─── Records ───
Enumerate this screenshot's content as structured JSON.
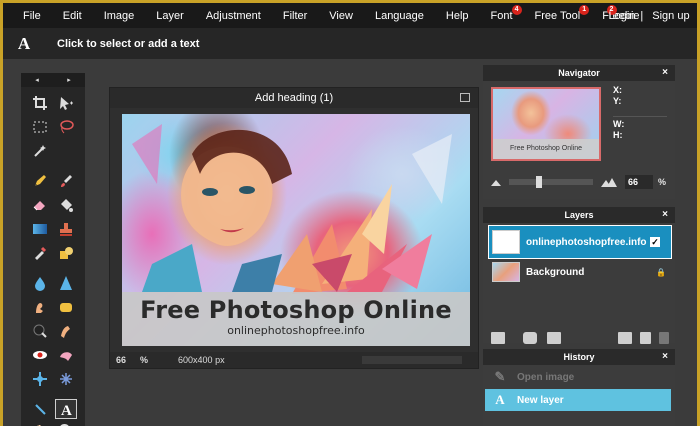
{
  "menu": {
    "items": [
      "File",
      "Edit",
      "Image",
      "Layer",
      "Adjustment",
      "Filter",
      "View",
      "Language",
      "Help"
    ],
    "font_label": "Font",
    "font_badge": "4",
    "freetool_label": "Free Tool",
    "freetool_badge": "1",
    "freebie_label": "Freebie",
    "freebie_badge": "2",
    "login_label": "Login",
    "separator": "|",
    "signup_label": "Sign up"
  },
  "options": {
    "tool_glyph": "A",
    "hint": "Click to select or add a text"
  },
  "toolbox": {
    "collapse_left": "◂",
    "collapse_right": "▸",
    "active_tool": "text-tool"
  },
  "document": {
    "title": "Add heading (1)",
    "banner_title": "Free Photoshop Online",
    "banner_subtitle": "onlinephotoshopfree.info",
    "zoom": "66",
    "zoom_unit": "%",
    "size": "600x400 px"
  },
  "navigator": {
    "title": "Navigator",
    "close": "×",
    "thumb_caption": "Free Photoshop Online",
    "x_label": "X:",
    "y_label": "Y:",
    "w_label": "W:",
    "h_label": "H:",
    "zoom_value": "66",
    "zoom_unit": "%",
    "zoom_level": 0.35
  },
  "layers": {
    "title": "Layers",
    "close": "×",
    "items": [
      {
        "name": "onlinephotoshopfree.info",
        "selected": true,
        "visible_check": "✓"
      },
      {
        "name": "Background",
        "selected": false,
        "lock": "🔒"
      }
    ]
  },
  "history": {
    "title": "History",
    "close": "×",
    "items": [
      {
        "name": "Open image",
        "icon": "✎",
        "selected": false
      },
      {
        "name": "New layer",
        "icon": "A",
        "selected": true
      }
    ]
  },
  "colors": {
    "frame": "#c9a227",
    "accent_blue": "#1a8fbf",
    "history_selected": "#5fc2e0",
    "badge_red": "#d9241c"
  }
}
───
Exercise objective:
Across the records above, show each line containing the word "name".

Exercise answer:
        "name": "onlinephotoshopfree.info",
        "name": "Background",
        "name": "Open image",
        "name": "New layer",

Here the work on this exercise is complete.